Young trainee army officers used to have drummed into them that “there is no such thing as bad soldiers; only bad officers”. For all I know, it still is. But let us transfer the context:
How valid would the same idea be in the world of education? How far is it true that there is no such thing as bad pupils; only bad teachers?
The trouble with a simple word like “bad” is that it can mean many things, so decks must be cleared before we can discuss anything relevant to teaching. Out will go synonyms like “stale”, “cruel”, “immoral” and a dozen more.
Similarly, out go near-misses like “slow”, “incompetent”, “late”, “fussy”, “disorganised” and “forgetful”. Look at the heartfelt comments of tired teachers in old-time reports.
“A troubled teacher should avoid too many gloomy vigils in front of the fire with the bedtime beverage.”
No. Let us be practical. What is a bad pupil? In plain, commonsense terms he or she is to blame for behaviour which makes the conduct of a lesson difficult. So the debate is about the extent to which the teacher has brought this situation upon himself.
It would be sensible, I suggest, for a troubled teacher to avoid too many gloomy vigils in front of the fire with the bedtime beverage. There is no future in martyrdom. Nor in excessive breast-beating.
Try a little realism. Can it really be all your fault? No, of course not. Just look for the bits which are.
Think too of things you can’t change. You are not perfect. Neither are they. They are young; they are loud; they are impulsive; they are impressionable; they are volatile; they are immature.
True, they are capable of great heights, but they are also capable of great depths. You are not going to make them adult; you are not going to make them beavers or little swots; and you are not going to make them nice.
You are not there to make them any of those things. You are there to make them just a little more knowledgeable and willing than they were yesterday.
“Can it really be all your fault? No, of course not. Just look for the bits which are.”
Common sense, logic, psychology, and historians could all probably make the case that really nasty people do exist. If so, it would follow that really nasty pupils exist as well. Though possibly not quite as many as we would estimate in the depths of our agonising over the midnight cocoa.
If, however, you should be unlucky enough to meet such a creature, I’m afraid I have no treatment to offer, much less a cure.
What do you do then with bad pupils? You don’t take them on, that’s for sure. You are not alone. You are not solely responsible for the disciplinary system of the school. Even if you did win a face-to-face duel, that would not be the end of it. He will seek a second round; his pride will not allow him to do otherwise. His priorities are about winning, not learning.
“You are not going to make them into little swots; and you are not going to make them nice.”
Use the system. Don’t look forward to a tiny triumph in a local shootout. Bring the big guns to bear; that’s what they are there for. Remember, with the really unpleasant cases, you are not campaigning to protect yourself; you are campaigning to protect the system.
It may be that you have landed up in a school where there really are no bad pupils, and all the teachers are paragons of virtue. It you have, think carefully before you hand in your resignation.

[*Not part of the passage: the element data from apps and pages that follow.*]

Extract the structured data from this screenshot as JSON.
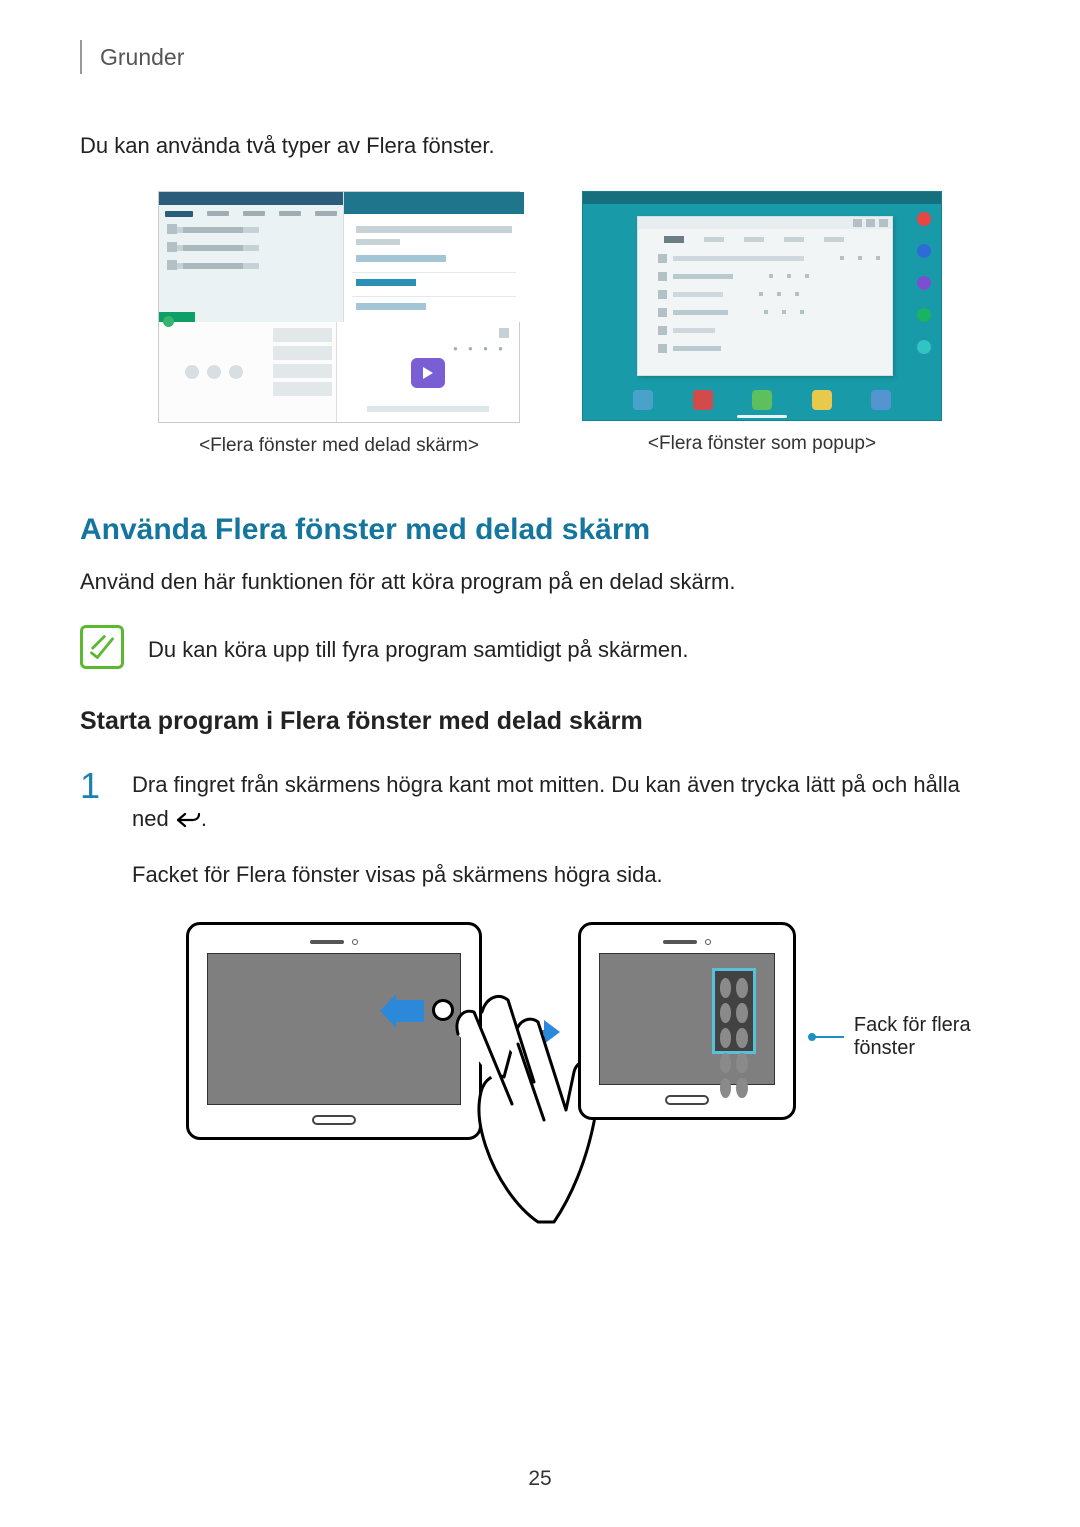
{
  "breadcrumb": "Grunder",
  "intro": "Du kan använda två typer av Flera fönster.",
  "fig1_caption": "<Flera fönster med delad skärm>",
  "fig2_caption": "<Flera fönster som popup>",
  "heading": "Använda Flera fönster med delad skärm",
  "heading_desc": "Använd den här funktionen för att köra program på en delad skärm.",
  "note": "Du kan köra upp till fyra program samtidigt på skärmen.",
  "subheading": "Starta program i Flera fönster med delad skärm",
  "step1_num": "1",
  "step1_a": "Dra fingret från skärmens högra kant mot mitten. Du kan även trycka lätt på och hålla ned ",
  "step1_b": ".",
  "step1_followup": "Facket för Flera fönster visas på skärmens högra sida.",
  "callout_label": "Fack för flera fönster",
  "page_number": "25"
}
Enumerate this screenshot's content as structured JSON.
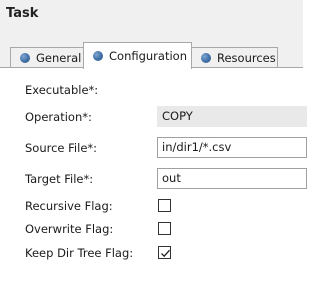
{
  "header": {
    "title": "Task"
  },
  "tabs": [
    {
      "label": "General",
      "active": false
    },
    {
      "label": "Configuration",
      "active": true
    },
    {
      "label": "Resources",
      "active": false
    }
  ],
  "form": {
    "executable_label": "Executable*:",
    "operation_label": "Operation*:",
    "operation_value": "COPY",
    "source_file_label": "Source File*:",
    "source_file_value": "in/dir1/*.csv",
    "target_file_label": "Target File*:",
    "target_file_value": "out",
    "recursive_label": "Recursive Flag:",
    "recursive_checked": false,
    "overwrite_label": "Overwrite Flag:",
    "overwrite_checked": false,
    "keep_dir_tree_label": "Keep Dir Tree Flag:",
    "keep_dir_tree_checked": true
  }
}
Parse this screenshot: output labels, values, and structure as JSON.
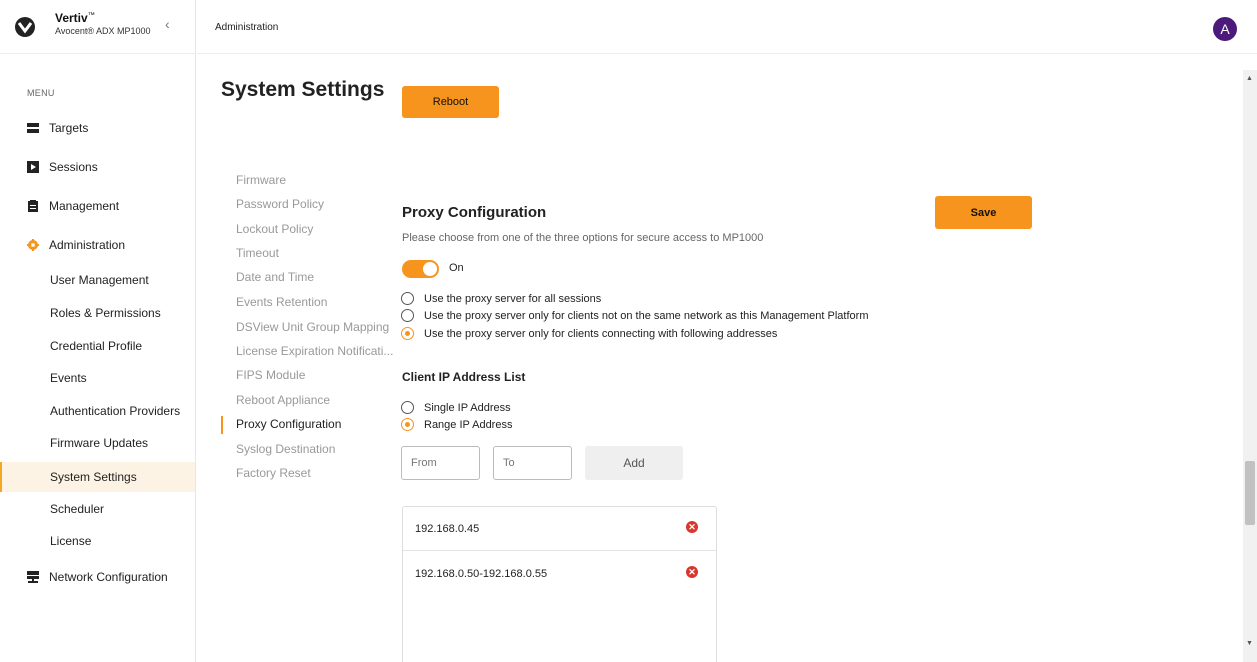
{
  "brand": {
    "name": "Vertiv",
    "trademark": "™",
    "product": "Avocent® ADX MP1000",
    "collapse_icon": "chevron-left-icon"
  },
  "sidebar": {
    "menu_label": "MENU",
    "items": [
      {
        "label": "Targets",
        "icon": "targets-icon"
      },
      {
        "label": "Sessions",
        "icon": "sessions-icon"
      },
      {
        "label": "Management",
        "icon": "clipboard-icon"
      },
      {
        "label": "Administration",
        "icon": "gear-icon"
      },
      {
        "label": "Network Configuration",
        "icon": "network-icon"
      }
    ],
    "admin_subitems": [
      {
        "label": "User Management"
      },
      {
        "label": "Roles & Permissions"
      },
      {
        "label": "Credential Profile"
      },
      {
        "label": "Events"
      },
      {
        "label": "Authentication Providers"
      },
      {
        "label": "Firmware Updates"
      },
      {
        "label": "System Settings",
        "active": true
      },
      {
        "label": "Scheduler"
      },
      {
        "label": "License"
      }
    ]
  },
  "header": {
    "breadcrumb": "Administration",
    "avatar_initial": "A",
    "avatar_color": "#4b1a7a"
  },
  "main": {
    "title": "System Settings",
    "reboot_label": "Reboot",
    "settings_nav": [
      {
        "label": "Firmware"
      },
      {
        "label": "Password Policy"
      },
      {
        "label": "Lockout Policy"
      },
      {
        "label": "Timeout"
      },
      {
        "label": "Date and Time"
      },
      {
        "label": "Events Retention"
      },
      {
        "label": "DSView Unit Group Mapping"
      },
      {
        "label": "License Expiration Notificati..."
      },
      {
        "label": "FIPS Module"
      },
      {
        "label": "Reboot Appliance"
      },
      {
        "label": "Proxy Configuration",
        "active": true
      },
      {
        "label": "Syslog Destination"
      },
      {
        "label": "Factory Reset"
      }
    ],
    "proxy": {
      "title": "Proxy Configuration",
      "save_label": "Save",
      "description": "Please choose from one of the three options for secure access to MP1000",
      "toggle_label": "On",
      "toggle_on": true,
      "options": [
        {
          "label": "Use the proxy server for all sessions",
          "checked": false
        },
        {
          "label": "Use the proxy server only for clients not on the same network as this Management Platform",
          "checked": false
        },
        {
          "label": "Use the proxy server only for clients connecting with following addresses",
          "checked": true
        }
      ],
      "client_list_title": "Client IP Address List",
      "ip_modes": [
        {
          "label": "Single IP Address",
          "checked": false
        },
        {
          "label": "Range IP Address",
          "checked": true
        }
      ],
      "from_placeholder": "From",
      "to_placeholder": "To",
      "add_label": "Add",
      "ip_entries": [
        {
          "value": "192.168.0.45"
        },
        {
          "value": "192.168.0.50-192.168.0.55"
        }
      ]
    }
  },
  "colors": {
    "accent": "#f7941d",
    "remove": "#d9362c",
    "active_bg": "#fdf3e4"
  }
}
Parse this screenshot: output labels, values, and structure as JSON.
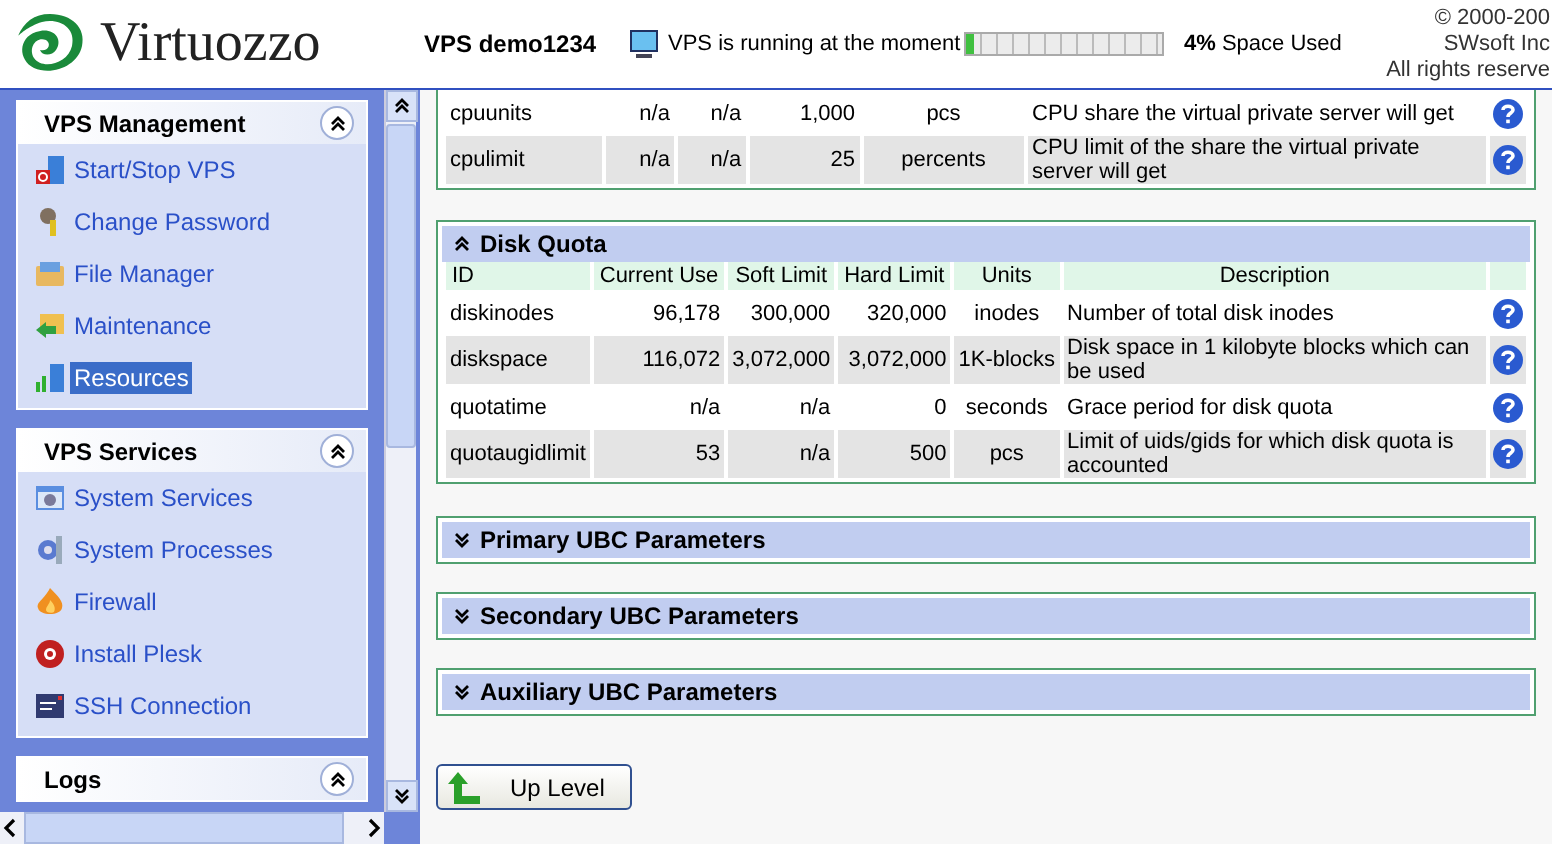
{
  "header": {
    "logo_text": "Virtuozzo",
    "vps_name": "VPS demo1234",
    "status_text": "VPS is running at the moment",
    "space": {
      "level": 0.04,
      "percent": "4%",
      "label": "Space Used"
    },
    "copyright": [
      "© 2000-200",
      "SWsoft Inc",
      "All rights reserve"
    ]
  },
  "sidebar": {
    "sections": [
      {
        "title": "VPS Management",
        "expanded": true,
        "items": [
          {
            "label": "Start/Stop VPS",
            "selected": false
          },
          {
            "label": "Change Password",
            "selected": false
          },
          {
            "label": "File Manager",
            "selected": false
          },
          {
            "label": "Maintenance",
            "selected": false
          },
          {
            "label": "Resources",
            "selected": true
          }
        ]
      },
      {
        "title": "VPS Services",
        "expanded": true,
        "items": [
          {
            "label": "System Services",
            "selected": false
          },
          {
            "label": "System Processes",
            "selected": false
          },
          {
            "label": "Firewall",
            "selected": false
          },
          {
            "label": "Install Plesk",
            "selected": false
          },
          {
            "label": "SSH Connection",
            "selected": false
          }
        ]
      },
      {
        "title": "Logs",
        "expanded": true
      }
    ]
  },
  "content": {
    "cpu_table": {
      "rows": [
        [
          "cpuunits",
          "n/a",
          "n/a",
          "1,000",
          "pcs",
          "CPU share the virtual private server will get"
        ],
        [
          "cpulimit",
          "n/a",
          "n/a",
          "25",
          "percents",
          "CPU limit of the share the virtual private server will get"
        ]
      ]
    },
    "panels": [
      {
        "title": "Disk Quota",
        "expanded": true,
        "columns": [
          "ID",
          "Current Use",
          "Soft Limit",
          "Hard Limit",
          "Units",
          "Description"
        ],
        "rows": [
          [
            "diskinodes",
            "96,178",
            "300,000",
            "320,000",
            "inodes",
            "Number of total disk inodes"
          ],
          [
            "diskspace",
            "116,072",
            "3,072,000",
            "3,072,000",
            "1K-blocks",
            "Disk space in 1 kilobyte blocks which can be used"
          ],
          [
            "quotatime",
            "n/a",
            "n/a",
            "0",
            "seconds",
            "Grace period for disk quota"
          ],
          [
            "quotaugidlimit",
            "53",
            "n/a",
            "500",
            "pcs",
            "Limit of uids/gids for which disk quota is accounted"
          ]
        ]
      },
      {
        "title": "Primary UBC Parameters",
        "expanded": false
      },
      {
        "title": "Secondary UBC Parameters",
        "expanded": false
      },
      {
        "title": "Auxiliary UBC Parameters",
        "expanded": false
      }
    ],
    "up_button": "Up Level"
  }
}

“Don’t look forward to a tiny triumph in a local shootout.”
If you haven’t, and you get trouble, don’t make yourself wretched over something you can’t handle. It is no sin not to be cut out for teaching. It is a virtue to realise it.
Otherwise, just take in the advice available, gird the loins, take a deep breath, and go into the arena. Trust yourself to have what it takes to survive. Most people wouldn’t go near teaching. You’re quite rare birds; that makes you valuable.
This article is based on a chapter in Berwick Coates’ new book, Teach to learn, learn to teach, published in 2022 by Paragon Publishing.